Amendment 37.2, a bold proposal within the framework of Bill 31 on housing, aims to stimulate the construction of housing in response to the housing crisis. According to this amendment, cities with over 10,000 inhabitants and a vacancy rate below 3% will be able to approve projects of three or more units, deviating from their existing urban planning regulations. This exceptional measure, planned for a duration of five years, is an attempt by the Minister of Housing, France-Élaine Duranceau, to accelerate the development of new housing.
However, this proposal has sparked heated debates. Deputy Virginie Dufour and other politicians are concerned about the implications of this deregulation. They fear unplanned and rapid urban densification, an increase in land prices, and a possible marginalization of non-profit housing projects. Additionally, Deputy Dufour raises concerns about local democracy, fearing that citizens may lose their right to challenge zoning changes through referendums.

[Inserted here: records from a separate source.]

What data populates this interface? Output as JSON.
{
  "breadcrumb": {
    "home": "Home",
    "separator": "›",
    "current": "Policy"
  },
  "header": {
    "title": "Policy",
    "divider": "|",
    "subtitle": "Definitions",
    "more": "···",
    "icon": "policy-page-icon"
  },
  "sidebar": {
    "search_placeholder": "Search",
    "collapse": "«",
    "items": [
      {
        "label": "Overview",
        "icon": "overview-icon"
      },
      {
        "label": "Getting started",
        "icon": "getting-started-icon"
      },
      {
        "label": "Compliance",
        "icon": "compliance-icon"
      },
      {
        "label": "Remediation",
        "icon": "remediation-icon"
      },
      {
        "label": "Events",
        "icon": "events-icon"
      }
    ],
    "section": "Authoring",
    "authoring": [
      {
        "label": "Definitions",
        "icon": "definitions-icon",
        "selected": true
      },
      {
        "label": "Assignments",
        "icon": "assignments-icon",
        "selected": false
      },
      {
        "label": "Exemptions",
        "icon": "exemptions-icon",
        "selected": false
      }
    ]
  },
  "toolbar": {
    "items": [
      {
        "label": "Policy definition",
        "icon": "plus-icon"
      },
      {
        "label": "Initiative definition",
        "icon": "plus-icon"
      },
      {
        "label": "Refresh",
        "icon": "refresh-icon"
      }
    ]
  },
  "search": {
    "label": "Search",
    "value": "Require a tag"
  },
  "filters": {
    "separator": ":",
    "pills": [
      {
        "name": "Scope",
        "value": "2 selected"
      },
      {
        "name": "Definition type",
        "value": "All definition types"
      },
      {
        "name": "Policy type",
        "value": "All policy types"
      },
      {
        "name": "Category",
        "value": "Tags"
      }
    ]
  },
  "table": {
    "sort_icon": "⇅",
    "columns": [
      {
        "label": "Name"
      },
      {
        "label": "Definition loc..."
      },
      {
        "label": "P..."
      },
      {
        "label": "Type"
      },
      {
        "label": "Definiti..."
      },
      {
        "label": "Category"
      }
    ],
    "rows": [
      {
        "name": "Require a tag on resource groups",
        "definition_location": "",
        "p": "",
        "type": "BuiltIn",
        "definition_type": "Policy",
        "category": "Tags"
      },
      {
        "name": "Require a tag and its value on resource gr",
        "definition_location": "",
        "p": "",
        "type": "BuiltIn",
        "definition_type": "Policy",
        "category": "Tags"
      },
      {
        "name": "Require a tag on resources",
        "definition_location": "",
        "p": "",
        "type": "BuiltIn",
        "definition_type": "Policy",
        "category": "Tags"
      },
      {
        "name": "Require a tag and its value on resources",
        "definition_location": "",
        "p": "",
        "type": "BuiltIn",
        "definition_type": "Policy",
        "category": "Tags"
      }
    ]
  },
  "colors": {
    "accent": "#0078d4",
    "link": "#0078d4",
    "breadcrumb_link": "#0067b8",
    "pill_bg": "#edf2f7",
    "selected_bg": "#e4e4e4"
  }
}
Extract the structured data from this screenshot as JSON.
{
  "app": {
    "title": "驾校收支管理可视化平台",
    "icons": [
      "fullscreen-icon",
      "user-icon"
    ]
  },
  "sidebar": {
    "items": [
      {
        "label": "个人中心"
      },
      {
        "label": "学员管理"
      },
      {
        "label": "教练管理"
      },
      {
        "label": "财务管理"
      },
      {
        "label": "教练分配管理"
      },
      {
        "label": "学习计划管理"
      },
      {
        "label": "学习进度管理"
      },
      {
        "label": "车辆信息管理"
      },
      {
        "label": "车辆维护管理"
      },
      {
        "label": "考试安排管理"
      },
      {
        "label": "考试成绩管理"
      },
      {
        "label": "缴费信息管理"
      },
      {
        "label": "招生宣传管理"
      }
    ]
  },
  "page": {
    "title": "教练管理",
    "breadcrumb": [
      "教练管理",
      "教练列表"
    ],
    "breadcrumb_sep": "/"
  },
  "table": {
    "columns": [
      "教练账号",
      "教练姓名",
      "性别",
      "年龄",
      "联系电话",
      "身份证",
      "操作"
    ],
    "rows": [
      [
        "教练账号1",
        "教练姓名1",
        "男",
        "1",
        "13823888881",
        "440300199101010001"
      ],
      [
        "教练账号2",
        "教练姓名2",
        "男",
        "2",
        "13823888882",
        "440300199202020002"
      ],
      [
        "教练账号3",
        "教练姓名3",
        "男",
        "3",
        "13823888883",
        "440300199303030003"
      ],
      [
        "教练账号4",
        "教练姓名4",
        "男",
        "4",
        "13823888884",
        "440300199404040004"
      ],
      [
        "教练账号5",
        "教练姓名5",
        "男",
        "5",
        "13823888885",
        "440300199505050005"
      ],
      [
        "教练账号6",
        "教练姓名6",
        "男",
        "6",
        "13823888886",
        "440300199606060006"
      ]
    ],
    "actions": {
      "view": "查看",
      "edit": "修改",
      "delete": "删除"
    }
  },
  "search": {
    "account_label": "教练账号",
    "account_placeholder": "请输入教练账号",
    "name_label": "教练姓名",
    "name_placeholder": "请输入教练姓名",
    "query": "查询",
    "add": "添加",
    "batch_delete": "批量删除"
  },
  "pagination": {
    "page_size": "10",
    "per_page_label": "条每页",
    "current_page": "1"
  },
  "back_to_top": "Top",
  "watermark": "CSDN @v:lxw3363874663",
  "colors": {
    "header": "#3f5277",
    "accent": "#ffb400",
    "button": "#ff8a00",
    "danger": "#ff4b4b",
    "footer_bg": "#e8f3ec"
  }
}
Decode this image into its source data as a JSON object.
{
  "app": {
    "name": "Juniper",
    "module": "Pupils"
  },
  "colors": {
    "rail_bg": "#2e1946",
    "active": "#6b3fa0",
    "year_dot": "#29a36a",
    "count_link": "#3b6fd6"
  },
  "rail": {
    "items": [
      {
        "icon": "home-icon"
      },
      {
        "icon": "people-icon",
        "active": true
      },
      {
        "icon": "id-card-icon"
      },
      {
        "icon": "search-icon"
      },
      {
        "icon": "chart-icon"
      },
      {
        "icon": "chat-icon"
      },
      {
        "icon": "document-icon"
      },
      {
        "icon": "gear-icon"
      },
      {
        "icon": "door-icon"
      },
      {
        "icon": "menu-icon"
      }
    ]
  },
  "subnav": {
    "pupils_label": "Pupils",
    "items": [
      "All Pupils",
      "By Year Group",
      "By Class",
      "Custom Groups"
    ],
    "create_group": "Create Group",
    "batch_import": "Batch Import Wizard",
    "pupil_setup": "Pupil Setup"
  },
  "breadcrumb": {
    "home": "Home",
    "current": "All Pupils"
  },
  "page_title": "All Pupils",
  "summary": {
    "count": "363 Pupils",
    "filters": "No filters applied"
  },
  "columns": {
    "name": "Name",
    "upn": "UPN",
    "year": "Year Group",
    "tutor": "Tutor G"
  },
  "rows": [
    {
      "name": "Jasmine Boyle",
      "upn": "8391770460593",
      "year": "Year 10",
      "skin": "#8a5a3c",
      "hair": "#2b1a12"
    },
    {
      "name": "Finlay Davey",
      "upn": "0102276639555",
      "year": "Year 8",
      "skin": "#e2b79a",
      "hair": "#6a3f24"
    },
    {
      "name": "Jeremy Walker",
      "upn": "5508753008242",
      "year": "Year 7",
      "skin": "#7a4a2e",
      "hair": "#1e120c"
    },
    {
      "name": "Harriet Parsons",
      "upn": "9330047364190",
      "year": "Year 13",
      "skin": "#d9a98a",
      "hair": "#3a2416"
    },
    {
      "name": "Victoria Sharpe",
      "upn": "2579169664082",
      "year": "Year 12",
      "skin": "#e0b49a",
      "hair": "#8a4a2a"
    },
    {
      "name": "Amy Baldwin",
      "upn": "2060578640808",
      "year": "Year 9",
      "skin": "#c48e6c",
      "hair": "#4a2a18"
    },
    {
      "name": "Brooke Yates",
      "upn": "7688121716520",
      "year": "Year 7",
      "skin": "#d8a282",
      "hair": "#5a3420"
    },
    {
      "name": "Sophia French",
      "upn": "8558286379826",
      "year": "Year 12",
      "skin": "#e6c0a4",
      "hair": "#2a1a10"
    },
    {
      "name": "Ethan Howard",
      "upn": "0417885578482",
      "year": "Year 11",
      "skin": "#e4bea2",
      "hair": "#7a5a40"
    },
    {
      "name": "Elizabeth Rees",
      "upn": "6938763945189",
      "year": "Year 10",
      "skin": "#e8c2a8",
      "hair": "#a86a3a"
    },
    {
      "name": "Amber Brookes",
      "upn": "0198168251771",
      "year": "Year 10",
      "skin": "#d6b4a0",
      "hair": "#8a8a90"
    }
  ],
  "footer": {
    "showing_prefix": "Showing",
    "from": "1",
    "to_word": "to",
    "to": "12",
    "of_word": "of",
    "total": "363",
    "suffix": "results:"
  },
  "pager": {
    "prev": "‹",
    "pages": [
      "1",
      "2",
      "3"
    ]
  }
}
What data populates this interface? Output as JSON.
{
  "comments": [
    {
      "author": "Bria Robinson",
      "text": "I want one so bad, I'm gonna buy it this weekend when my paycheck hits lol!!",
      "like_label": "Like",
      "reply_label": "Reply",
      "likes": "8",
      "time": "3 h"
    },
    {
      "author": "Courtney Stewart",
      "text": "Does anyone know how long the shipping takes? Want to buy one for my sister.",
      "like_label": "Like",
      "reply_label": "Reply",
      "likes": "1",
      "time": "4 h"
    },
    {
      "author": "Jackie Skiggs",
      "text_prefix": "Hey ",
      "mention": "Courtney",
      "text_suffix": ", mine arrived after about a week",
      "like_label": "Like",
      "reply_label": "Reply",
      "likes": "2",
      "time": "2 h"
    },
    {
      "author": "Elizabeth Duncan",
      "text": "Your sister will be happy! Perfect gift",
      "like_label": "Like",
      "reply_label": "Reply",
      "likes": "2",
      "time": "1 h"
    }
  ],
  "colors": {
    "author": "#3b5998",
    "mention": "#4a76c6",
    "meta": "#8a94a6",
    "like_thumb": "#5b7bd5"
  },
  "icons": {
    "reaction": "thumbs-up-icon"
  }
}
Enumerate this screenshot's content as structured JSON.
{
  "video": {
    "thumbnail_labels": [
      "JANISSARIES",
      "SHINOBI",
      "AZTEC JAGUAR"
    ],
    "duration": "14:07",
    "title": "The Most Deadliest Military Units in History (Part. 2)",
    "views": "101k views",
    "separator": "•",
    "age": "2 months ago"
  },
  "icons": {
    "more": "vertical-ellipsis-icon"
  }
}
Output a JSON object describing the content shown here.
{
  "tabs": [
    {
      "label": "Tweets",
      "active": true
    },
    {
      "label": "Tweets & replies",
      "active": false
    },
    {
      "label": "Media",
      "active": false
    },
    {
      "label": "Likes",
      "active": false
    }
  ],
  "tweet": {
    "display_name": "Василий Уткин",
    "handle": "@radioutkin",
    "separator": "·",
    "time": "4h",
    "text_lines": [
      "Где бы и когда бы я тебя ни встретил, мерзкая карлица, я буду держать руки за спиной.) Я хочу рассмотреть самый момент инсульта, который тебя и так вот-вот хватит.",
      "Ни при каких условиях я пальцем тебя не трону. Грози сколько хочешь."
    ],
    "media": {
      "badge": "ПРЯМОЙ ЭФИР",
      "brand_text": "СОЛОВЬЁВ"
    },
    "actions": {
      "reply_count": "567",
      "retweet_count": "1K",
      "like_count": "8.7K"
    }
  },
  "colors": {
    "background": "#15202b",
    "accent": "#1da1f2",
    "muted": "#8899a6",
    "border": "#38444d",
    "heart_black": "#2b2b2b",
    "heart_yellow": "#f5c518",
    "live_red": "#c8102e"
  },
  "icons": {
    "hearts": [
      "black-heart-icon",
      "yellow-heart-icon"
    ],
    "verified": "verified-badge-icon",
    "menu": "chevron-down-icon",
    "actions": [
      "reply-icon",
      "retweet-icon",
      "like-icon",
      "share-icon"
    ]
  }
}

The Ordre des urbanistes du Québec also expresses reservations, emphasizing the importance of thoughtful and regulated densification. Despite these concerns, Minister Duranceau defends the amendment as a necessary response to the housing crisis, while noting that its use by municipalities is not mandatory.
The mayors’ associations seem to welcome this measure, considering it as a temporary solution before a more comprehensive reform. However, voices are raised for a broader consultation and collective reflection on public participation in the urban planning process.
In conclusion, Amendment 37.2 represents a bold attempt to address the housing crisis, but it raises important questions about urban planning, local democracy, and equity in real estate development. The parliamentary discussion on this subject is eagerly anticipated, reflecting the complexity and urgency of the housing situation in Quebec.